  • Department of Financial Services (DFS) – In honor of Mental Health Awareness Month, DFS announced it will propose new regulations that will hold a policyholder harmless when the insurer’s provider directory lists a provider as participating when the provider is not in fact part of the network. In addition, the regulations will require DFS to confirm the policies do not charge higher copays or coinsurance for mental health and substance use disorder benefits. The text proposed regulation is not yet available, but we will be reviewing upon the release for further evaluation and comment. Finally, DFS announced it will undertake a comprehensive review of insurers for parity compliance based on reports due from insurers in July 2021. Source: https://www.dfs.ny.gov/reports_and_publications/press_releases/pr202105251
  • The Chairs of the Assembly Committee on Alcoholism and Drug Abuse and Mental Health, announced they will hold a virtual public hearing on June 21st “To examine current and potentially new integrated services offered by the Office of Addiction Services and Supports and the Office of Mental Health for those with co-occurring diagnoses and any barriers that may exist to receiving such services.” Testimony is by invitation only. Source: https://nyassembly.gov/comm/?id=3&sec=story&story=97501

Session Statistics: For those who keep track of such things: Since January 1, 2021, the start of the 2-year term of the Legislature through Friday, 11, 2021 2021, 14,738 bills were introduced. Since January 1, 2021, through June 11, 2021, the Senate passed 1,559 bills, while the Assembly passed 1,054 bills. Of the 892 bills that passed both houses this year: 112 have been signed into law, 3 have been vetoed, 5 are on Governor’s desk for consideration, and 771 have not yet been delivered to the Governor. As a comparison, taking into account the same time period, 414 bills passed both houses in 2020 compared to 935 in 2019, 641 in 2018, 606 in 2017, 618 in 2016, 718 bills in 2015, 658 in 2014, and 650 in 2013.


See below statements from our campaigns and other updates.

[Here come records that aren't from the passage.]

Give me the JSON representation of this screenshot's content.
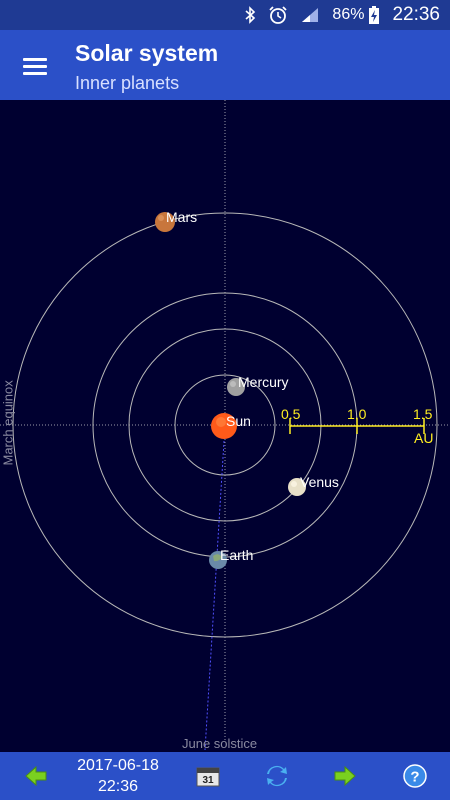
{
  "status_bar": {
    "battery": "86%",
    "time": "22:36",
    "icons": [
      "bluetooth-icon",
      "alarm-icon",
      "signal-icon",
      "battery-charging-icon"
    ]
  },
  "app_bar": {
    "title": "Solar system",
    "subtitle": "Inner planets",
    "menu_icon": "hamburger-menu-icon"
  },
  "plot": {
    "bodies": [
      {
        "name": "Sun",
        "color": "#ff5a1a"
      },
      {
        "name": "Mercury",
        "color": "#a0a0a0"
      },
      {
        "name": "Venus",
        "color": "#e8e0c8"
      },
      {
        "name": "Earth",
        "color": "#6a8aa8"
      },
      {
        "name": "Mars",
        "color": "#c8763c"
      }
    ],
    "scale": {
      "ticks": [
        "0.5",
        "1.0",
        "1.5"
      ],
      "unit": "AU",
      "color": "#ffee22"
    },
    "axis_labels": {
      "left": "March equinox",
      "bottom": "June solstice"
    },
    "orbit_color": "#b8b8b8",
    "axis_color": "#9a9aa8"
  },
  "bottom_bar": {
    "date": "2017-06-18",
    "time": "22:36",
    "calendar_day": "31",
    "buttons": [
      "arrow-left-icon",
      "calendar-icon",
      "refresh-icon",
      "arrow-right-icon",
      "help-icon"
    ]
  }
}
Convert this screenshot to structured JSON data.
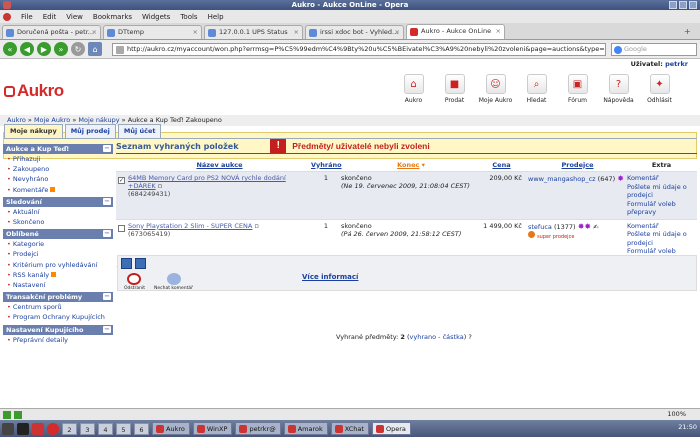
{
  "window": {
    "title": "Aukro - Aukce OnLine - Opera"
  },
  "menu": [
    "File",
    "Edit",
    "View",
    "Bookmarks",
    "Widgets",
    "Tools",
    "Help"
  ],
  "tabs": [
    "Doručená pošta - petr...",
    "DTtemp",
    "127.0.0.1 UPS Status",
    "irssi xdoc bot - Vyhled...",
    "Aukro - Aukce OnLine"
  ],
  "url": "http://aukro.cz/myaccount/won.php?errmsg=P%C5%99edm%C4%9Bty%20u%C5%BEivatel%C3%A9%20nebyli%20zvoleni&page=auctions&type=won",
  "search_placeholder": "Google",
  "user": {
    "label": "Uživatel",
    "name": "petrkr"
  },
  "logo": "Aukro",
  "topnav": [
    "Aukro",
    "Prodat",
    "Moje Aukro",
    "Hledat",
    "Fórum",
    "Nápověda",
    "Odhlásit"
  ],
  "breadcrumb": {
    "a": "Aukro",
    "b": "Moje Aukro",
    "c": "Moje nákupy",
    "d": "Aukce a Kup Teď! Zakoupeno"
  },
  "alert": "Předměty/ uživatelé nebyli zvoleni",
  "page_tabs": [
    "Moje nákupy",
    "Můj prodej",
    "Můj účet"
  ],
  "sidebar": {
    "s1": "Aukce a Kup Teď!",
    "s1items": [
      "Přihazuji",
      "Zakoupeno",
      "Nevyhráno",
      "Komentáře"
    ],
    "s2": "Sledování",
    "s2items": [
      "Aktuální",
      "Skončeno"
    ],
    "s3": "Oblíbené",
    "s3items": [
      "Kategorie",
      "Prodejci",
      "Kritérium pro vyhledávání",
      "RSS kanály",
      "Nastavení"
    ],
    "s4": "Transakční problémy",
    "s4items": [
      "Centrum sporů",
      "Program Ochrany Kupujících"
    ],
    "s5": "Nastavení Kupujícího",
    "s5items": [
      "Přeprávní detaily"
    ]
  },
  "main": {
    "title": "Seznam vyhraných položek",
    "cols": [
      "Název aukce",
      "Vyhráno",
      "Konec",
      "Cena",
      "Prodejce",
      "Extra"
    ],
    "rows": [
      {
        "title": "64MB Memory Card pro PS2 NOVÁ rychle dodání +DÁREK",
        "id": "(684249431)",
        "qty": "1",
        "status": "skončeno",
        "date": "(Ne 19. červenec 2009, 21:08:04 CEST)",
        "price": "209,00 Kč",
        "seller": "www_mangashop_cz",
        "rating": "(647)",
        "extra": [
          "Komentář",
          "Pošlete mi údaje o prodejci",
          "Formulář voleb přepravy"
        ]
      },
      {
        "title": "Sony Playstation 2 Slim - SUPER CENA",
        "id": "(673065419)",
        "qty": "1",
        "status": "skončeno",
        "date": "(Pá 26. červen 2009, 21:58:12 CEST)",
        "price": "1 499,00 Kč",
        "seller": "stefuca",
        "rating": "(1377)",
        "badge": "super prodejce",
        "extra": [
          "Komentář",
          "Pošlete mi údaje o prodejci",
          "Formulář voleb přepravy"
        ]
      }
    ],
    "btn_remove": "Odstranit",
    "btn_comment": "Nechat komentář",
    "more": "Více informací",
    "summary_label": "Vyhrané předměty:",
    "summary_count": "2",
    "summary_link": "vyhrano - částka"
  },
  "status": {
    "zoom": "100%"
  },
  "taskbar": {
    "workspaces": [
      "2",
      "3",
      "4",
      "5",
      "6"
    ],
    "tasks": [
      "Aukro",
      "WinXP",
      "petrkr@",
      "Amarok",
      "XChat",
      "Opera"
    ],
    "clock": "21:50"
  }
}
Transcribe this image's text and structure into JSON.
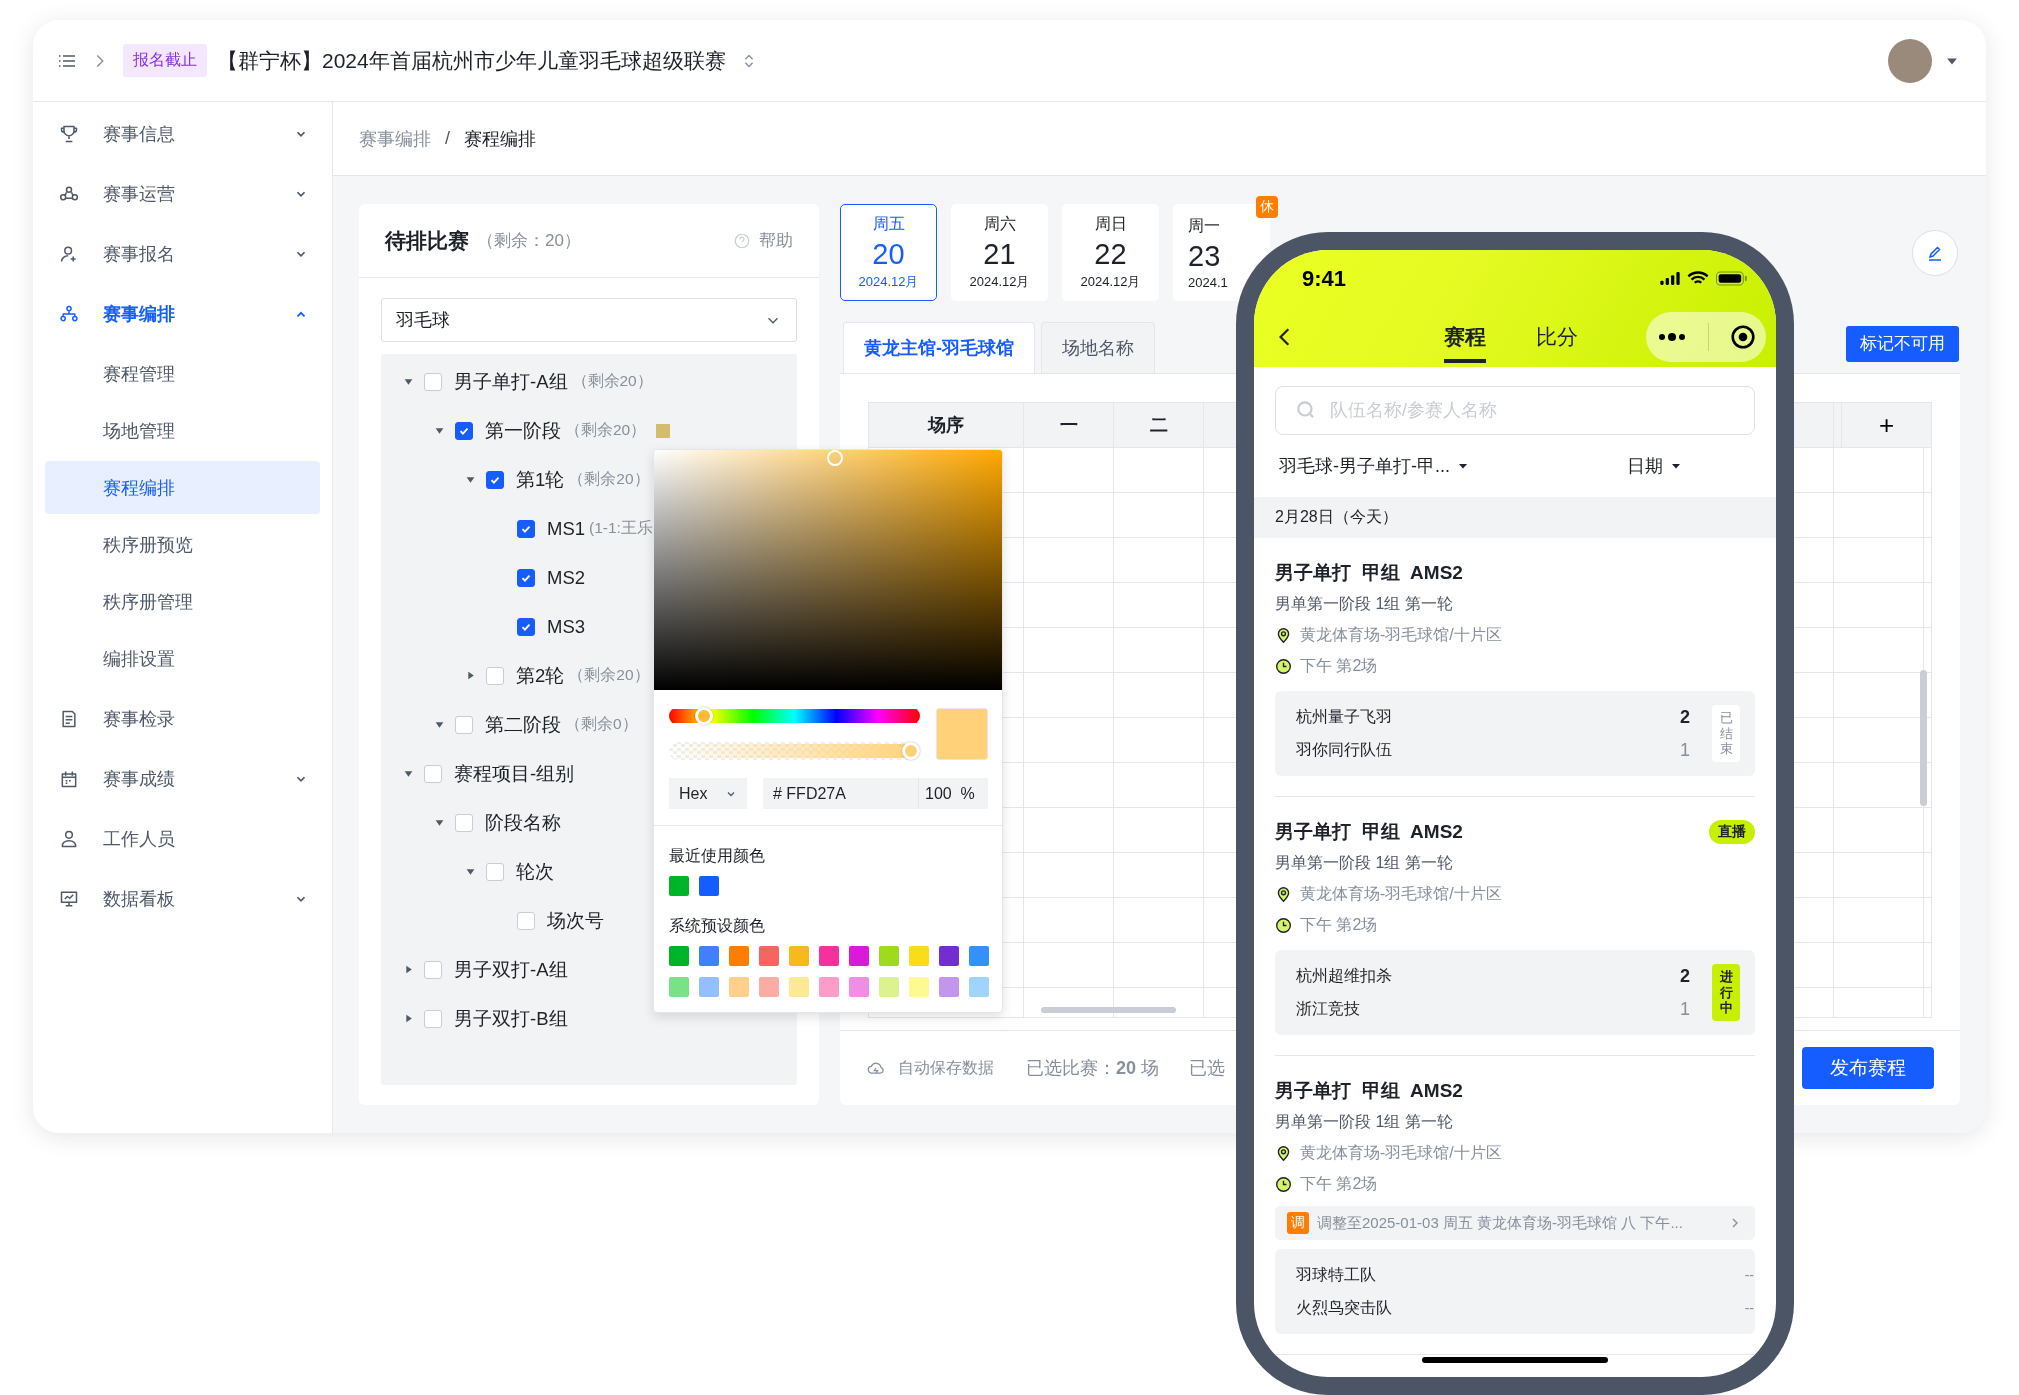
{
  "header": {
    "status_badge": "报名截止",
    "title": "【群宁杯】2024年首届杭州市少年儿童羽毛球超级联赛"
  },
  "sidebar": {
    "items": [
      {
        "label": "赛事信息",
        "selected": false,
        "expanded": false
      },
      {
        "label": "赛事运营",
        "selected": false,
        "expanded": false
      },
      {
        "label": "赛事报名",
        "selected": false,
        "expanded": false
      },
      {
        "label": "赛事编排",
        "selected": true,
        "expanded": true,
        "children": [
          {
            "label": "赛程管理",
            "selected": false
          },
          {
            "label": "场地管理",
            "selected": false
          },
          {
            "label": "赛程编排",
            "selected": true
          },
          {
            "label": "秩序册预览",
            "selected": false
          },
          {
            "label": "秩序册管理",
            "selected": false
          },
          {
            "label": "编排设置",
            "selected": false
          }
        ]
      },
      {
        "label": "赛事检录",
        "selected": false
      },
      {
        "label": "赛事成绩",
        "selected": false,
        "expanded": false
      },
      {
        "label": "工作人员",
        "selected": false
      },
      {
        "label": "数据看板",
        "selected": false,
        "expanded": false
      }
    ]
  },
  "breadcrumb": {
    "items": [
      "赛事编排",
      "赛程编排"
    ],
    "separator": "/"
  },
  "pending_panel": {
    "title": "待排比赛",
    "remaining": "（剩余：20）",
    "help": "帮助",
    "sport_select": "羽毛球",
    "tree": [
      {
        "label": "男子单打-A组",
        "count": "（剩余20）",
        "checked": false,
        "expanded": true,
        "children": [
          {
            "label": "第一阶段",
            "count": "（剩余20）",
            "checked": true,
            "expanded": true,
            "color": "#d4bc6e",
            "children": [
              {
                "label": "第1轮",
                "count": "（剩余20）",
                "checked": true,
                "expanded": true,
                "children": [
                  {
                    "label": "MS1",
                    "count": "(1-1:王乐",
                    "checked": true
                  },
                  {
                    "label": "MS2",
                    "checked": true
                  },
                  {
                    "label": "MS3",
                    "checked": true
                  }
                ]
              },
              {
                "label": "第2轮",
                "count": "（剩余20）",
                "checked": false,
                "expanded": false
              }
            ]
          },
          {
            "label": "第二阶段",
            "count": "（剩余0）",
            "checked": false,
            "expanded": true
          }
        ]
      },
      {
        "label": "赛程项目-组别",
        "checked": false,
        "expanded": true,
        "children": [
          {
            "label": "阶段名称",
            "checked": false,
            "expanded": true,
            "children": [
              {
                "label": "轮次",
                "checked": false,
                "expanded": true,
                "children": [
                  {
                    "label": "场次号",
                    "checked": false
                  }
                ]
              }
            ]
          }
        ]
      },
      {
        "label": "男子双打-A组",
        "checked": false,
        "expanded": false
      },
      {
        "label": "男子双打-B组",
        "checked": false,
        "expanded": false
      }
    ]
  },
  "color_picker": {
    "hue": {
      "level": 0.11
    },
    "alpha": {
      "level": 1
    },
    "format": "Hex",
    "hash": "#",
    "hex": "FFD27A",
    "opacity": "100",
    "percent": "%",
    "recent_title": "最近使用颜色",
    "recent": [
      {
        "color": "#00b42a"
      },
      {
        "color": "#165dff"
      }
    ],
    "preset_title": "系统预设颜色",
    "presets": [
      {
        "color": "#00b42a"
      },
      {
        "color": "#4080ff"
      },
      {
        "color": "#ff7d00"
      },
      {
        "color": "#f76560"
      },
      {
        "color": "#f7ba1e"
      },
      {
        "color": "#f5319d"
      },
      {
        "color": "#d91ad9"
      },
      {
        "color": "#9fdb1d"
      },
      {
        "color": "#fadc19"
      },
      {
        "color": "#722ed1"
      },
      {
        "color": "#3491fa"
      },
      {
        "color": "#7be188"
      },
      {
        "color": "#94bfff"
      },
      {
        "color": "#ffcf8b"
      },
      {
        "color": "#fbaca3"
      },
      {
        "color": "#fce996"
      },
      {
        "color": "#fb9dc7"
      },
      {
        "color": "#f08ee6"
      },
      {
        "color": "#dcf190"
      },
      {
        "color": "#fdfa94"
      },
      {
        "color": "#c396ed"
      },
      {
        "color": "#9fd4fd"
      }
    ]
  },
  "schedule": {
    "date_tabs": [
      {
        "weekday": "周五",
        "day": "20",
        "month": "2024.12月",
        "selected": true
      },
      {
        "weekday": "周六",
        "day": "21",
        "month": "2024.12月",
        "selected": false
      },
      {
        "weekday": "周日",
        "day": "22",
        "month": "2024.12月",
        "selected": false
      },
      {
        "weekday": "周一",
        "day": "23",
        "month": "2024.1",
        "selected": false,
        "badge": "休"
      }
    ],
    "venue_tabs": [
      {
        "label": "黄龙主馆-羽毛球馆",
        "selected": true
      },
      {
        "label": "场地名称",
        "selected": false
      }
    ],
    "mark_button": "标记不可用",
    "columns": [
      "场序",
      "一",
      "二"
    ],
    "add_column": "+",
    "footer": {
      "autosave": "自动保存数据",
      "selected_count": "已选比赛：**20** 场",
      "selected_more": "已选",
      "publish": "发布赛程"
    }
  },
  "phone": {
    "time": "9:41",
    "tabs": [
      {
        "label": "赛程",
        "selected": true
      },
      {
        "label": "比分",
        "selected": false
      }
    ],
    "search": {
      "placeholder": "队伍名称/参赛人名称"
    },
    "filters": [
      "羽毛球-男子单打-甲...",
      "日期"
    ],
    "date_header": "2月28日（今天）",
    "matches": [
      {
        "title": "男子单打  甲组  AMS2",
        "subtitle": "男单第一阶段 1组 第一轮",
        "location": "黄龙体育场-羽毛球馆/十片区",
        "time": "下午 第2场",
        "teams": [
          {
            "name": "杭州量子飞羽",
            "score": "2",
            "winner": true
          },
          {
            "name": "羽你同行队伍",
            "score": "1",
            "winner": false
          }
        ],
        "status": {
          "label": "已结束",
          "kind": "ended"
        }
      },
      {
        "title": "男子单打  甲组  AMS2",
        "badge": "直播",
        "subtitle": "男单第一阶段 1组 第一轮",
        "location": "黄龙体育场-羽毛球馆/十片区",
        "time": "下午 第2场",
        "teams": [
          {
            "name": "杭州超维扣杀",
            "score": "2",
            "winner": true
          },
          {
            "name": "浙江竞技",
            "score": "1",
            "winner": false
          }
        ],
        "status": {
          "label": "进行中",
          "kind": "live"
        }
      },
      {
        "title": "男子单打  甲组  AMS2",
        "subtitle": "男单第一阶段 1组 第一轮",
        "location": "黄龙体育场-羽毛球馆/十片区",
        "time": "下午 第2场",
        "notice": {
          "tag": "调",
          "text": "调整至2025-01-03 周五 黄龙体育场-羽毛球馆 八 下午..."
        },
        "teams": [
          {
            "name": "羽球特工队",
            "score": "--",
            "winner": false
          },
          {
            "name": "火烈鸟突击队",
            "score": "--",
            "winner": false
          }
        ]
      }
    ]
  }
}
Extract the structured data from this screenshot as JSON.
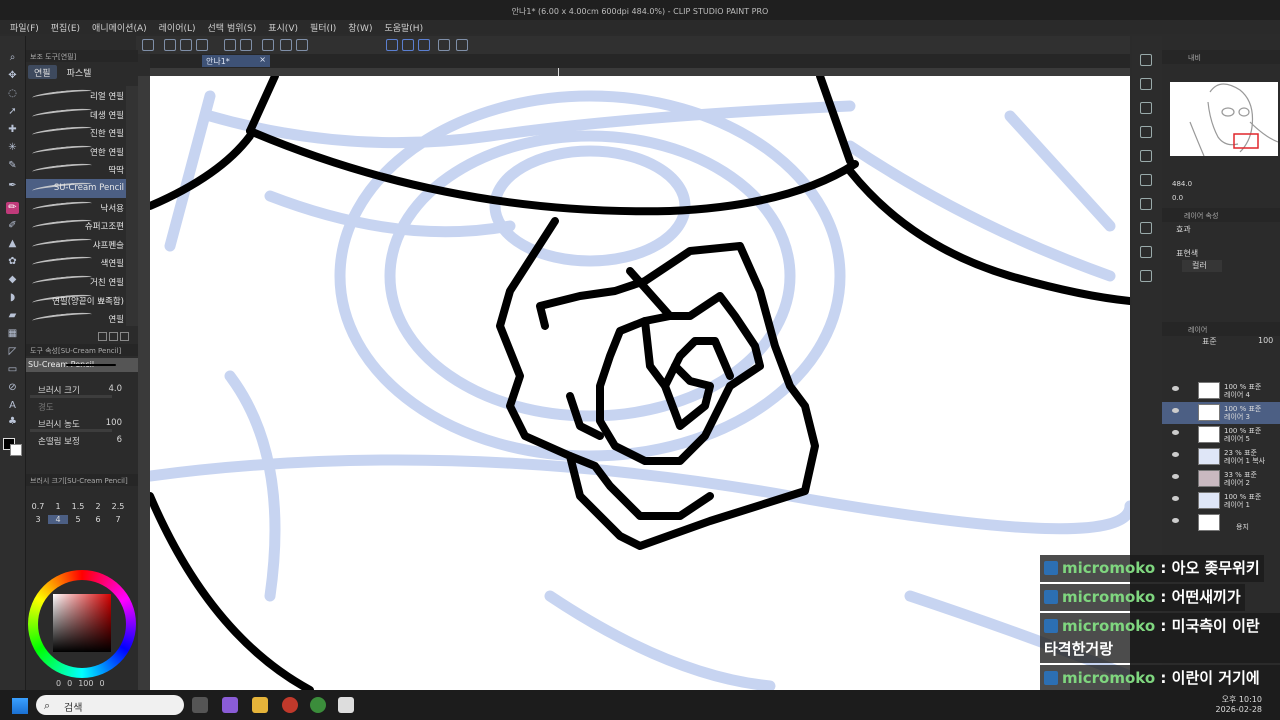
{
  "window": {
    "title": "안나1* (6.00 x 4.00cm 600dpi 484.0%) - CLIP STUDIO PAINT PRO"
  },
  "menu": [
    "파일(F)",
    "편집(E)",
    "애니메이션(A)",
    "레이어(L)",
    "선택 범위(S)",
    "표시(V)",
    "필터(I)",
    "창(W)",
    "도움말(H)"
  ],
  "document_tab": {
    "label": "안나1*",
    "close": "×"
  },
  "subtool_panel": {
    "title": "보조 도구[연필]",
    "tabs": [
      "연필",
      "파스텔"
    ],
    "brushes": [
      "리얼 연필",
      "데생 연필",
      "진한 연필",
      "연한 연필",
      "딱딱",
      "SU-Cream Pencil",
      "낙서용",
      "슈퍼고조편",
      "샤프펜슬",
      "색연필",
      "거친 연필",
      "연필(양끝이 뾰족함)",
      "연필"
    ],
    "selected_brush": "SU-Cream Pencil"
  },
  "tool_props": {
    "title": "도구 속성[SU-Cream Pencil]",
    "preview_name": "SU-Cream Pencil",
    "brush_size_label": "브러시 크기",
    "brush_size_value": "4.0",
    "hardness_label": "경도",
    "density_label": "브러시 농도",
    "density_value": "100",
    "stabilization_label": "손떨림 보정",
    "stabilization_value": "6"
  },
  "brush_size_palette": {
    "title": "브러시 크기[SU-Cream Pencil]",
    "sizes": [
      "0.7",
      "1",
      "1.5",
      "2",
      "2.5",
      "3",
      "4",
      "5",
      "6",
      "7"
    ],
    "selected": "4"
  },
  "color_bar": {
    "h": "0",
    "s": "0",
    "v": "100",
    "extra": "0"
  },
  "navigator": {
    "zoom": "484.0",
    "angle": "0.0",
    "header": "내비"
  },
  "layer_props": {
    "title": "레이어 속성",
    "effect_label": "효과",
    "expression_label": "표현색",
    "expression_value": "컬러"
  },
  "layer_panel": {
    "title": "레이어",
    "blend_mode": "표준",
    "opacity": "100",
    "layers": [
      {
        "opacity": "100 % 표준",
        "name": "레이어 4",
        "selected": false
      },
      {
        "opacity": "100 % 표준",
        "name": "레이어 3",
        "selected": true
      },
      {
        "opacity": "100 % 표준",
        "name": "레이어 5",
        "selected": false
      },
      {
        "opacity": "23 % 표준",
        "name": "레이어 1 복사",
        "selected": false
      },
      {
        "opacity": "33 % 표준",
        "name": "레이어 2",
        "selected": false
      },
      {
        "opacity": "100 % 표준",
        "name": "레이어 1",
        "selected": false
      },
      {
        "opacity": "",
        "name": "용지",
        "selected": false
      }
    ]
  },
  "chat": [
    {
      "user": "micromoko",
      "sep": " : ",
      "message": "아오 좆무위키"
    },
    {
      "user": "micromoko",
      "sep": " : ",
      "message": "어떤새끼가"
    },
    {
      "user": "micromoko",
      "sep": " : ",
      "message": "미국측이 이란 타격한거랑"
    },
    {
      "user": "micromoko",
      "sep": " : ",
      "message": "이란이 거기에 반격한걸"
    }
  ],
  "taskbar": {
    "search_placeholder": "검색",
    "time": "오후 10:10",
    "date": "2026-02-28"
  }
}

Children Need Amazing Parents- New York

Statement on the Ombudsman. 

“Families and young people deserve a child welfare system that embraces transparency and independent oversight,” said Brad Hansen, Policy Director at Families Together of New York on behalf of the CHAMPS NY Coalition. “Before the end of session, legislators can pass bill S.3109/A.6269, sponsored, respectively by Senator Persaud and Assemblymember Frontus, to establish a foster care ombudsman office and take additional steps to address the severe racial inequities present in our child welfare system. While only constituting 15% of children in New York, Black children represent half of the youth involved in foster care. This office would provide much needed oversight, accountability and transparency for county departments in charge of these life-changing decisions. This is an essential step as New York leaders look toward an inclusive recovery and addressing systemic racism in our state.”